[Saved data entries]
----------------------------------------

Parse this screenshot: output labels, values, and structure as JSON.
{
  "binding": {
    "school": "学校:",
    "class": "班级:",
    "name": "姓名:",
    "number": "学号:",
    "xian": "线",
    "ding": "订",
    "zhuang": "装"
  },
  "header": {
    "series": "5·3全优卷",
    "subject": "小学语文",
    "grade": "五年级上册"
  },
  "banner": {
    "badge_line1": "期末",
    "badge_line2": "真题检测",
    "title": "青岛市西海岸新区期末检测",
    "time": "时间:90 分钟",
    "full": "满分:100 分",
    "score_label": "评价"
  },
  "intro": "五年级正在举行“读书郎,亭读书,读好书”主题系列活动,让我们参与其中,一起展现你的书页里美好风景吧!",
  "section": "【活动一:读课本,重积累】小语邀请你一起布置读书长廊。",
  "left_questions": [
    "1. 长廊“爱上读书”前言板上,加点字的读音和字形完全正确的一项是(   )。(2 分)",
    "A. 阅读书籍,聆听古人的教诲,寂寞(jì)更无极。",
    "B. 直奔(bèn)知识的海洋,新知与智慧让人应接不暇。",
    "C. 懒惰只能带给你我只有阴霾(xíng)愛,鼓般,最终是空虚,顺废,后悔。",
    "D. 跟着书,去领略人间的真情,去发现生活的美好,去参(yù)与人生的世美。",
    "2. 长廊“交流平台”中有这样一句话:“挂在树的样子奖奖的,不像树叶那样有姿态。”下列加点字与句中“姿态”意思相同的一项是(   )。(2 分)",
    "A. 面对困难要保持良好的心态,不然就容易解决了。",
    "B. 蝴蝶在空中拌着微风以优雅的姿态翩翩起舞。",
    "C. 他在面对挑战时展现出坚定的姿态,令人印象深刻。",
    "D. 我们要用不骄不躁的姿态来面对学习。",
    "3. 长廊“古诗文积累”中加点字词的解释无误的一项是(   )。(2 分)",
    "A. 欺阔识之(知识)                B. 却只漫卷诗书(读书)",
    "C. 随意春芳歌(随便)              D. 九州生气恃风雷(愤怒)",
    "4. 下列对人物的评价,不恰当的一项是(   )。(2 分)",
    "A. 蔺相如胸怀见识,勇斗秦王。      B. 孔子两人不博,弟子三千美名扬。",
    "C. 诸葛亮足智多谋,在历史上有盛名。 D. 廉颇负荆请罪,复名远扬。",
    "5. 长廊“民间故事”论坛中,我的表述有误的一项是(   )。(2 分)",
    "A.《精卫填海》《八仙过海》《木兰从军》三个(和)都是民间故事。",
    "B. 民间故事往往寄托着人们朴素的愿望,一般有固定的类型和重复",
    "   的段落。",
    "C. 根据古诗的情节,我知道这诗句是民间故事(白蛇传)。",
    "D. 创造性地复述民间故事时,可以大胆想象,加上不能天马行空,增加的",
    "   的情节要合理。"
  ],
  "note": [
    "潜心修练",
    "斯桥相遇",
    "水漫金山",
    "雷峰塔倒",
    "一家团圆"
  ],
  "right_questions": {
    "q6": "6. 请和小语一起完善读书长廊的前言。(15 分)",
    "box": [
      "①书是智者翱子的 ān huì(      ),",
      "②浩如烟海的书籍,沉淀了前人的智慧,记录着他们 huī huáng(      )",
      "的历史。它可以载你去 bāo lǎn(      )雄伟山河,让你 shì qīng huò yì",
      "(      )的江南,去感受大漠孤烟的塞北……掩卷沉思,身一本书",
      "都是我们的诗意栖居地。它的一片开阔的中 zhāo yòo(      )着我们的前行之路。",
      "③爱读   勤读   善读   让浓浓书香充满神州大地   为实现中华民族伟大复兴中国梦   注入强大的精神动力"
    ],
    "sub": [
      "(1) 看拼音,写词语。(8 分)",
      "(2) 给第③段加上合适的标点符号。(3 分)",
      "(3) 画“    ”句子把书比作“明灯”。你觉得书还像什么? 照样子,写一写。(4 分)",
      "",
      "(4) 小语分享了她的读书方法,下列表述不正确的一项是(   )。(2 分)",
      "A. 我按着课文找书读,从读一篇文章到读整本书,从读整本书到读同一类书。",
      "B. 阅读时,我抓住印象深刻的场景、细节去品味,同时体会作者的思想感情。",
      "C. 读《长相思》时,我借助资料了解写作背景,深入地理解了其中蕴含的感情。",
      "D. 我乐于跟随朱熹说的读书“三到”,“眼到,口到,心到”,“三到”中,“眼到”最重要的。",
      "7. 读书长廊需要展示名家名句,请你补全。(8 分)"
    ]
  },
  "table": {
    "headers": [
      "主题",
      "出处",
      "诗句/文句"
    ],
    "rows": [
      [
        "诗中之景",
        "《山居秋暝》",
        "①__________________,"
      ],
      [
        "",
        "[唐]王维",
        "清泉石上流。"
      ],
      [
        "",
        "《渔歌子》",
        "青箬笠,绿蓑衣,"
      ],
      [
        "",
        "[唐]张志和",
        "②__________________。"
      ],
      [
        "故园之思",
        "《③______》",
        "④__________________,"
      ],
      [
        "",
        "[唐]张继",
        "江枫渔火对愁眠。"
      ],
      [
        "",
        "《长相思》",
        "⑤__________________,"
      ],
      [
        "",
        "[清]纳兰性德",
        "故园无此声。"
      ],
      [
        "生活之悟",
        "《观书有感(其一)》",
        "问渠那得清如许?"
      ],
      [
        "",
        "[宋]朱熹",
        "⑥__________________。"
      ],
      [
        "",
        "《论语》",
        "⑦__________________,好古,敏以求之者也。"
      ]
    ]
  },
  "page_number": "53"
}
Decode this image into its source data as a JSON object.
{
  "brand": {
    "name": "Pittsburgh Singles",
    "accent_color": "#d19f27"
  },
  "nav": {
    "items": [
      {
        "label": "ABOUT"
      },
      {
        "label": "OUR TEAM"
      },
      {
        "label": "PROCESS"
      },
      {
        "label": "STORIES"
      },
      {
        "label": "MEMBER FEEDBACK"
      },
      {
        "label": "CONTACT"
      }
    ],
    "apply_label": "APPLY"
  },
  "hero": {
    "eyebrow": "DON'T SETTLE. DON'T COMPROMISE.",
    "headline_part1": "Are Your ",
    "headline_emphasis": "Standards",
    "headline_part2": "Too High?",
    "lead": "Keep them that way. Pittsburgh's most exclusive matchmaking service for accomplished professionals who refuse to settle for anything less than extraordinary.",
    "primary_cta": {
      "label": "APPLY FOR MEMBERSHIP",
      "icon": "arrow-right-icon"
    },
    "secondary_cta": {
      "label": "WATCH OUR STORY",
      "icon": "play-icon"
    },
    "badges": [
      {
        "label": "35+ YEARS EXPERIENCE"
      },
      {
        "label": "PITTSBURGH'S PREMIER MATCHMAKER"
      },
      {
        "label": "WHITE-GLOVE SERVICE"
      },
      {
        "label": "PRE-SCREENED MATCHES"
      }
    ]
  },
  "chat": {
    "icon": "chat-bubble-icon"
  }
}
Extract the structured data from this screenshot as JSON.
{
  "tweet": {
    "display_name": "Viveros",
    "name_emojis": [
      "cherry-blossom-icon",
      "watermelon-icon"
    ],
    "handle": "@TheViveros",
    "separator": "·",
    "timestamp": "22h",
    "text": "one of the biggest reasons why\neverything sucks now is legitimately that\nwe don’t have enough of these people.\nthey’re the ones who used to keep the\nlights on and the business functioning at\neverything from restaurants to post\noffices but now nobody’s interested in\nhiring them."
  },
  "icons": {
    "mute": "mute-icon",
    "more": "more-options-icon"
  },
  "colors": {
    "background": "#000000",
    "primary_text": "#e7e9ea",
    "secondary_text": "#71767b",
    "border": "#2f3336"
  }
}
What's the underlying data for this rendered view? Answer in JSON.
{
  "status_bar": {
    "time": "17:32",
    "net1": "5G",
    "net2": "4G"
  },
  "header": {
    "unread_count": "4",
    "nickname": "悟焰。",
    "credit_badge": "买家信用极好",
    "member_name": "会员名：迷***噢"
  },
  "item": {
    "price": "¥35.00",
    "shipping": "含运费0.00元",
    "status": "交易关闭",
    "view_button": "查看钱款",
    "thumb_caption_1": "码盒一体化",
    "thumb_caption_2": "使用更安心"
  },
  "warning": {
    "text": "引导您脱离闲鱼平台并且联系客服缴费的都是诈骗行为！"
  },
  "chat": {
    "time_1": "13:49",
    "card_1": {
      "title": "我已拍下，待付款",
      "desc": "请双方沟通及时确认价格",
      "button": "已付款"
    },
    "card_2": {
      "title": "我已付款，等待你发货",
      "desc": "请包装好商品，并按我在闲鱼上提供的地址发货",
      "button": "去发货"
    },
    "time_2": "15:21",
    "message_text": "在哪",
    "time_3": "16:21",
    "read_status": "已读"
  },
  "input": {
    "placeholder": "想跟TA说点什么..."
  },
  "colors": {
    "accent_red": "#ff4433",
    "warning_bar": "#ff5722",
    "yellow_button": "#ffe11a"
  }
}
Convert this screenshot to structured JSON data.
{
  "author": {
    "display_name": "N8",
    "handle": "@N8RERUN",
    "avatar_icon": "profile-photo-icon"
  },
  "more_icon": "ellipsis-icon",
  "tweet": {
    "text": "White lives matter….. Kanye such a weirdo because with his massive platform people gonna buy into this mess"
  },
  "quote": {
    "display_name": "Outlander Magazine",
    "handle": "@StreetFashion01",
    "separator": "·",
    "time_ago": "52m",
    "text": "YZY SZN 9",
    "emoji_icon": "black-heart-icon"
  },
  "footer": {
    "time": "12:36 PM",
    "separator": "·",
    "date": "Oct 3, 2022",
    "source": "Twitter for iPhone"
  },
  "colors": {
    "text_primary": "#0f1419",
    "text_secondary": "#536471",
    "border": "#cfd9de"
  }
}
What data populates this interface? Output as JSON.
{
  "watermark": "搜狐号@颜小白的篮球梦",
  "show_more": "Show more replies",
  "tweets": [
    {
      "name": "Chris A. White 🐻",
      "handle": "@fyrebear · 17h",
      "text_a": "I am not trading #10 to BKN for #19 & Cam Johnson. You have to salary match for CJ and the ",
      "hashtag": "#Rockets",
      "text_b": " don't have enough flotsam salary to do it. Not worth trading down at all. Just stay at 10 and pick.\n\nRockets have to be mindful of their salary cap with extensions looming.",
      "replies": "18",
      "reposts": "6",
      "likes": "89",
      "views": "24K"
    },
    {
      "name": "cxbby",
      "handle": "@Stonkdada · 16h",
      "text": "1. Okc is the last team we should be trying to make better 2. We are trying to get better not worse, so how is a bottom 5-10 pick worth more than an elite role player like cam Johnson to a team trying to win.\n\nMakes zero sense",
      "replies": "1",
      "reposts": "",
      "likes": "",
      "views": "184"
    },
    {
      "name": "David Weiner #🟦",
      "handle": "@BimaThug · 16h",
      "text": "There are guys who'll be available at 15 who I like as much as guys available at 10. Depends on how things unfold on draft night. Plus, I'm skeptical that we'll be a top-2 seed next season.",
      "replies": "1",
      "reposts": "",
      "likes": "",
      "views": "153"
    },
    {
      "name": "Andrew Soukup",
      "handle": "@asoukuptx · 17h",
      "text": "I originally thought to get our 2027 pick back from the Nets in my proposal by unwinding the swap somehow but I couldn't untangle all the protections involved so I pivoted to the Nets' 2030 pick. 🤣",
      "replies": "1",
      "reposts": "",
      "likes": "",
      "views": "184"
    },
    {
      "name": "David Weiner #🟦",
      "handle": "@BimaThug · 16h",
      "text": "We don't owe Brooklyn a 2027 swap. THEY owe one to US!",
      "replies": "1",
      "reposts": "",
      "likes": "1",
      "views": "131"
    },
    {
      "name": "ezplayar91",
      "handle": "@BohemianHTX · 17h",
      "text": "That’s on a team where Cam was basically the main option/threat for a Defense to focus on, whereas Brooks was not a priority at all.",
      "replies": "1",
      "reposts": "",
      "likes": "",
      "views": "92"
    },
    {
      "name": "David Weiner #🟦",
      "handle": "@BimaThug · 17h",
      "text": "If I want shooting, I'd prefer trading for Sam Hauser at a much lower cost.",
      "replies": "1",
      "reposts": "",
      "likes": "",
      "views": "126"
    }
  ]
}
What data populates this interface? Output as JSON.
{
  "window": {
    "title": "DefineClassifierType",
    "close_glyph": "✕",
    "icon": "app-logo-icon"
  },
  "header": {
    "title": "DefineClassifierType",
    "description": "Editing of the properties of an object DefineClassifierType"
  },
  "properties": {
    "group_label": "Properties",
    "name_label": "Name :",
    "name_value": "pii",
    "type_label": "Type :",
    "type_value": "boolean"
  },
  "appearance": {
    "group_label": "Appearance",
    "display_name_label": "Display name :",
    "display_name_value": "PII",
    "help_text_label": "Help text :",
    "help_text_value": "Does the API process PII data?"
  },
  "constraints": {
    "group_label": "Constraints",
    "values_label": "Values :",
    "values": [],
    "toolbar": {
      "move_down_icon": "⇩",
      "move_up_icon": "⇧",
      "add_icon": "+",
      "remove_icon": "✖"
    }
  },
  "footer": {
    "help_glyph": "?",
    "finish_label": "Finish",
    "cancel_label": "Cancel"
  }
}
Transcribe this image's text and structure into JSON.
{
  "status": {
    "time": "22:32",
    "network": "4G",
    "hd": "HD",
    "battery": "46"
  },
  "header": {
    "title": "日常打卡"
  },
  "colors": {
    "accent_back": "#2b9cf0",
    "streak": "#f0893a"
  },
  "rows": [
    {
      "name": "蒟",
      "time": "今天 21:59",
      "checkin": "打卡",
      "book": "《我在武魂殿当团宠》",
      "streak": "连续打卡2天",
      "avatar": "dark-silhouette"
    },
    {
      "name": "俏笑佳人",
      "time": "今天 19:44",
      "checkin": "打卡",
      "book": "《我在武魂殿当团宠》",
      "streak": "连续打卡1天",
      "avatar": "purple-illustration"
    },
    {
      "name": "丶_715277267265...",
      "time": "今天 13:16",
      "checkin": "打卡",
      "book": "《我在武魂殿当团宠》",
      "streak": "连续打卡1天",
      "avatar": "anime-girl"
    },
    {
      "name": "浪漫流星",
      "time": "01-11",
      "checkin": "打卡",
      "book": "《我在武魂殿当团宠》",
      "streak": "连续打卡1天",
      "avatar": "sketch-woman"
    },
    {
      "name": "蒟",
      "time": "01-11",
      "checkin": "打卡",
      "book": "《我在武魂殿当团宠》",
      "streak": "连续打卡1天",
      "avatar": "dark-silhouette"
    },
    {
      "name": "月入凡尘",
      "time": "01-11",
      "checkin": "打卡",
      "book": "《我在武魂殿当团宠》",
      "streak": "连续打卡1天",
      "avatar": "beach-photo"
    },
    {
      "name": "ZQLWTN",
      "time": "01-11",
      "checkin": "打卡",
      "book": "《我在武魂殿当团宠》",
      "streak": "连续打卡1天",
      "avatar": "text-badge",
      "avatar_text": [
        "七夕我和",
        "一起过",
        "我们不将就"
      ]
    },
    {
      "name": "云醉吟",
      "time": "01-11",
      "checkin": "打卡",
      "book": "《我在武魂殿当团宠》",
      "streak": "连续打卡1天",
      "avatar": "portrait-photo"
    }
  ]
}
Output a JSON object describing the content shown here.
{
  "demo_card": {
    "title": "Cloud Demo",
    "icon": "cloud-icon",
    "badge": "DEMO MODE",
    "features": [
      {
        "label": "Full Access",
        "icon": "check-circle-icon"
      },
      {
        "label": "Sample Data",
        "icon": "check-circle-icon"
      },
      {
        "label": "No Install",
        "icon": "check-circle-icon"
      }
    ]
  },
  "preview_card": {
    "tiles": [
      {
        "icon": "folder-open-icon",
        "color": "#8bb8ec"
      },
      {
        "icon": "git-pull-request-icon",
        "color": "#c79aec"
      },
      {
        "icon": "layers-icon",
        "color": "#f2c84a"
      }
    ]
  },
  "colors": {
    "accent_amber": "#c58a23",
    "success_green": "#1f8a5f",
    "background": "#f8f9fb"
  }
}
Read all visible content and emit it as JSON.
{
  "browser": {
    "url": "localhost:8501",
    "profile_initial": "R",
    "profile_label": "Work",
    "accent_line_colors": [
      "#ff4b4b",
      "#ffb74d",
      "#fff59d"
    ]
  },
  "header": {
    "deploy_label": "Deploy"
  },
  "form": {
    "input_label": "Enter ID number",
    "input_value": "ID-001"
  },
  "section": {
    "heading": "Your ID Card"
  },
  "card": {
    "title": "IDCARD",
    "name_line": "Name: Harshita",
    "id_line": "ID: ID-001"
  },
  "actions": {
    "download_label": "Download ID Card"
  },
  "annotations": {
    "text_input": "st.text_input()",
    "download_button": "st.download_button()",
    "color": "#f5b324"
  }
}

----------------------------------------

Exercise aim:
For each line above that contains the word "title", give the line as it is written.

Reply to the exercise:
    "title": "青岛市西海岸新区期末检测",
      "title": "我已拍下，待付款",
      "title": "我已付款，等待你发货",
    "title": "DefineClassifierType",
    "title": "DefineClassifierType",
    "title": "日常打卡"
    "title": "Cloud Demo",
    "title": "IDCARD",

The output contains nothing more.